I recently left an abusive marriage. Yes, he physically assaulted me numerous times, but it was the emotional and psychological abuse that he inflicted that caused the most pain for me. We were young when we met and he was charming and acted as if he cared about me. Then I got pregnant with our first child. It wasn’t until after we found out that I was pregnant that the abusive behavior started. He was able to manipulate my heightened emotions and hormones into controlling who I talked to and when I left my apartment. I was cut off from my family during what should have been one of the happiest times of my life. There was constant fighting full of name calling and accusations of being unfaithful. He would withdraw and blame me for his actions whether it was physical assault or smashing my phone so I had no way of contacting anyone. There were always threats of further or continued violence if I voiced my own opinion or if I decided to do something he didn’t approve of. During one fight while we were driving, he pulled over and kicked me out of the truck so I had to walk along the side of the road completely humiliated by anyone who drove past.

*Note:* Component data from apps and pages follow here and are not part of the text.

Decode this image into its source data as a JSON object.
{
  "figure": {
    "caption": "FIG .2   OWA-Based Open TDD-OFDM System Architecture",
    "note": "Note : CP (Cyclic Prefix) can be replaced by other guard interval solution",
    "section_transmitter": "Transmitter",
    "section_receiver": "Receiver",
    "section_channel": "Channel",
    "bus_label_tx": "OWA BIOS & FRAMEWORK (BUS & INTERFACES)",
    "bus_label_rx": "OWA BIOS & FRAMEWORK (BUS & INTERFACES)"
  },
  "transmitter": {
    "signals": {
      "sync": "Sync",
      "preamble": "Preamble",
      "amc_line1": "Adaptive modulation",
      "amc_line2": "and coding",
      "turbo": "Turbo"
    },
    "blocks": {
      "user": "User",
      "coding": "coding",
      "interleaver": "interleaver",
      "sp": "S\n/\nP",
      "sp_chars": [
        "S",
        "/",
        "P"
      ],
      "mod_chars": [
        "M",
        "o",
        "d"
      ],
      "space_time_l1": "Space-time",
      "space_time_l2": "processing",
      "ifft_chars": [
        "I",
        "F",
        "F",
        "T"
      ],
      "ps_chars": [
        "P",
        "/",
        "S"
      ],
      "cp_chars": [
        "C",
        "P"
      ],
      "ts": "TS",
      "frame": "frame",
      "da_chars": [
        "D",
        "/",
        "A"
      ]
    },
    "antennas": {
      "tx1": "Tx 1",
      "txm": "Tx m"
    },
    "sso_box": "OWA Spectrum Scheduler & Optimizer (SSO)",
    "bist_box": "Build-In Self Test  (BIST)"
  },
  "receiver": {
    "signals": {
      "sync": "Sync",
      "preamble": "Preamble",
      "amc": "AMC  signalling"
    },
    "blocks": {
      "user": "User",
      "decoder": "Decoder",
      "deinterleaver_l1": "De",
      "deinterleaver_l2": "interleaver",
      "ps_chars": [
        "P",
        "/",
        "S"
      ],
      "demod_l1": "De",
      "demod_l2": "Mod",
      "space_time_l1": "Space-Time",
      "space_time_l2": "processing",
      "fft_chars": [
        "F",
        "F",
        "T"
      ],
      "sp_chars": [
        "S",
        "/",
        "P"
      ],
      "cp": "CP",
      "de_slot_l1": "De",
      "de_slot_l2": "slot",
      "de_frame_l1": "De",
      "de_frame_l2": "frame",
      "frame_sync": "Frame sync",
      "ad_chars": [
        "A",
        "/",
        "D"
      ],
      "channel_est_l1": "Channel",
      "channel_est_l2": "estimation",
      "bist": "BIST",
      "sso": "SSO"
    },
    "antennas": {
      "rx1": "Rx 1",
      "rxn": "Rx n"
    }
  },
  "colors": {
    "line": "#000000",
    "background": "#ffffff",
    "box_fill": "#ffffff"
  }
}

It wasn’t until our child was celebrating their first birthday that my family was even allowed to meet them and at that point it seemed like things were getting better. We had a routine of when I had to talk to him and when we would spend time together. Whenever we were together he was the center of attention no matter the occasion or the company and he was always right. As long as I stayed in place then there was no reason to be scared. It wasn’t until after we became pregnant with our second child that I started realizing that things were not going to change. It wasn’t until I went to talk to a therapist after the final straw incident that I realized how extreme the emotional abuse was and how pervasive the damage was.
Is Emotional Abuse Really a Thing?
Emotional and psychological abuse is a less explored area of abuse, but can be just as damaging if not more damaging than physical abuse. Emotional and psychological abuse is characterized as coercive or aversive acts that have the intent to produce emotional harm or threat of harm. These acts can produce large amounts of fear, increased dependency, or damage how the recipients view themselves. It has been determined that psychological and emotional aggression are often the launching pads of physical aggression in relationships as well. Over 70% of women in these relationships have claimed that the emotional and psychological abuse is more detrimental to their lives than the physical abuse and happens more often. To be clear, it is not always women who are the victims of emotional abuse; many men are victims of emotionally abusive relationships as well.
What Does it Look Like Besides Name-Calling?
There are many forms of psychological abuse which can include:
- Restricting a partner’s activities and social contacts (I think your friends and family are a bad influence on you and our relationship. I worry that you are cheating on me with any friend you spend time with.)
- Withdrawing in hostile ways (I won’t speak to you for the next three days until you apologize for making me upset by sharing your feelings.)
- Destroying property (I wouldn’t have broken your phone, if you didn’t make me so upset.)
- Threatening harm or violence (You know no one would believe you that I hurt you, right? Even subtly ie: cleaning guns in a threatening manner)
- Denigration (Humiliating and degrading attacks on the partner’s self-esteem)
- Dominance/Intimidation (Threats, property violence, intense verbal aggression)
On the Other Side
If I had known at the beginning what I know now, I would have left sooner. I would have made sure to keep myself and my children safe from being a part of this situation earlier. I would have looked for help and accepted a greater support system before the damage was so great. Now I know that coercion and control isn’t how a healthy and happy relationship works. On the other side I can recognize the manipulation and degradation for what they were—abuse. I hope that those who are in similar situations will be able to break free as well.
October 2019, Amelia Forsmo, Administrative Volunteer